- Opening Delimiter -

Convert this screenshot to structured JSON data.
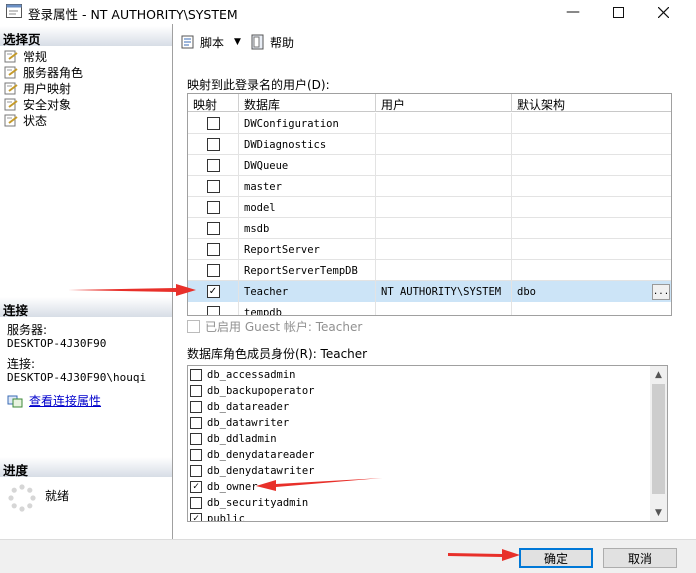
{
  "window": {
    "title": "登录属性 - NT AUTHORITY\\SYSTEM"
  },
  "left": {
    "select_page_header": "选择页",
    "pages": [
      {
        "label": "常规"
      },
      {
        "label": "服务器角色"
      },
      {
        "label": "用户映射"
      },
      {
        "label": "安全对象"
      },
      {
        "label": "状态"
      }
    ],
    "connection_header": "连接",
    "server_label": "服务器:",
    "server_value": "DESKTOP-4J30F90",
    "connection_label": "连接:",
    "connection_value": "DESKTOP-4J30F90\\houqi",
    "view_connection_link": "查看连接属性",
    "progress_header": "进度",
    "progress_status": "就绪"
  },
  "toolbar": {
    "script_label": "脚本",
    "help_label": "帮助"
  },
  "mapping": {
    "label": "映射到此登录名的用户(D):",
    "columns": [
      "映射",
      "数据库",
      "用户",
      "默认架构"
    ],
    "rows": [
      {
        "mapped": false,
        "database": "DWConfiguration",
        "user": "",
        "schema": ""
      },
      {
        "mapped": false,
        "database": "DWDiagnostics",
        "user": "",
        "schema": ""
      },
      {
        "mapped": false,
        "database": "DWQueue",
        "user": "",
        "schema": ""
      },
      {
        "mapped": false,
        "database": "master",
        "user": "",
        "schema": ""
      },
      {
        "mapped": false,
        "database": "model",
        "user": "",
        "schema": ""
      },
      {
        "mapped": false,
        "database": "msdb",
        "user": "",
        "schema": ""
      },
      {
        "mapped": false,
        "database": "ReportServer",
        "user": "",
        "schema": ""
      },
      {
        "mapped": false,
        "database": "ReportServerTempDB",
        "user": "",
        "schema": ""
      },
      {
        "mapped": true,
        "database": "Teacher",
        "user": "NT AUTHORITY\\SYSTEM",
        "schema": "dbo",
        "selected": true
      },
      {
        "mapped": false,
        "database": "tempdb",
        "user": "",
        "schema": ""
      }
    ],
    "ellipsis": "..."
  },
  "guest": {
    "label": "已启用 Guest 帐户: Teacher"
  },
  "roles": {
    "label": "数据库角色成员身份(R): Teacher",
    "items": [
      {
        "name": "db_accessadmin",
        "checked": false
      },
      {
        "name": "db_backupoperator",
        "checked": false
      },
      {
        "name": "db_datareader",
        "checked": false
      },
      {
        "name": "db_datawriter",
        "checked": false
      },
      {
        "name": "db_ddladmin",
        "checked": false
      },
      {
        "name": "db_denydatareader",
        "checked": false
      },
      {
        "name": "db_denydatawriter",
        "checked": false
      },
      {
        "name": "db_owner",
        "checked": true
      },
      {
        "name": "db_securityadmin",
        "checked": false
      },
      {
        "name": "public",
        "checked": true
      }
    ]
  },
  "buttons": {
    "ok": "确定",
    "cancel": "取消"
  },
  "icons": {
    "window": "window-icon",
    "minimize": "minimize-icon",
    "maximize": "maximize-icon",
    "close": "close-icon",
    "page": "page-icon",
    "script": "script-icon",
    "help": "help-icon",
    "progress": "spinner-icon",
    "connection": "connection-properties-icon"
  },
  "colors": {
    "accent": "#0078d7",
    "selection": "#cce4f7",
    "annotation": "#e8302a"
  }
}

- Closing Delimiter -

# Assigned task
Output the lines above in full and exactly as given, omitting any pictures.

# Answer to the problem
Convert this screenshot to structured JSON data.
{
  "window": {
    "title": "登录属性 - NT AUTHORITY\\SYSTEM"
  },
  "left": {
    "select_page_header": "选择页",
    "pages": [
      {
        "label": "常规"
      },
      {
        "label": "服务器角色"
      },
      {
        "label": "用户映射"
      },
      {
        "label": "安全对象"
      },
      {
        "label": "状态"
      }
    ],
    "connection_header": "连接",
    "server_label": "服务器:",
    "server_value": "DESKTOP-4J30F90",
    "connection_label": "连接:",
    "connection_value": "DESKTOP-4J30F90\\houqi",
    "view_connection_link": "查看连接属性",
    "progress_header": "进度",
    "progress_status": "就绪"
  },
  "toolbar": {
    "script_label": "脚本",
    "help_label": "帮助"
  },
  "mapping": {
    "label": "映射到此登录名的用户(D):",
    "columns": [
      "映射",
      "数据库",
      "用户",
      "默认架构"
    ],
    "rows": [
      {
        "mapped": false,
        "database": "DWConfiguration",
        "user": "",
        "schema": ""
      },
      {
        "mapped": false,
        "database": "DWDiagnostics",
        "user": "",
        "schema": ""
      },
      {
        "mapped": false,
        "database": "DWQueue",
        "user": "",
        "schema": ""
      },
      {
        "mapped": false,
        "database": "master",
        "user": "",
        "schema": ""
      },
      {
        "mapped": false,
        "database": "model",
        "user": "",
        "schema": ""
      },
      {
        "mapped": false,
        "database": "msdb",
        "user": "",
        "schema": ""
      },
      {
        "mapped": false,
        "database": "ReportServer",
        "user": "",
        "schema": ""
      },
      {
        "mapped": false,
        "database": "ReportServerTempDB",
        "user": "",
        "schema": ""
      },
      {
        "mapped": true,
        "database": "Teacher",
        "user": "NT AUTHORITY\\SYSTEM",
        "schema": "dbo",
        "selected": true
      },
      {
        "mapped": false,
        "database": "tempdb",
        "user": "",
        "schema": ""
      }
    ],
    "ellipsis": "..."
  },
  "guest": {
    "label": "已启用 Guest 帐户: Teacher"
  },
  "roles": {
    "label": "数据库角色成员身份(R): Teacher",
    "items": [
      {
        "name": "db_accessadmin",
        "checked": false
      },
      {
        "name": "db_backupoperator",
        "checked": false
      },
      {
        "name": "db_datareader",
        "checked": false
      },
      {
        "name": "db_datawriter",
        "checked": false
      },
      {
        "name": "db_ddladmin",
        "checked": false
      },
      {
        "name": "db_denydatareader",
        "checked": false
      },
      {
        "name": "db_denydatawriter",
        "checked": false
      },
      {
        "name": "db_owner",
        "checked": true
      },
      {
        "name": "db_securityadmin",
        "checked": false
      },
      {
        "name": "public",
        "checked": true
      }
    ]
  },
  "buttons": {
    "ok": "确定",
    "cancel": "取消"
  },
  "icons": {
    "window": "window-icon",
    "minimize": "minimize-icon",
    "maximize": "maximize-icon",
    "close": "close-icon",
    "page": "page-icon",
    "script": "script-icon",
    "help": "help-icon",
    "progress": "spinner-icon",
    "connection": "connection-properties-icon"
  },
  "colors": {
    "accent": "#0078d7",
    "selection": "#cce4f7",
    "annotation": "#e8302a"
  }
}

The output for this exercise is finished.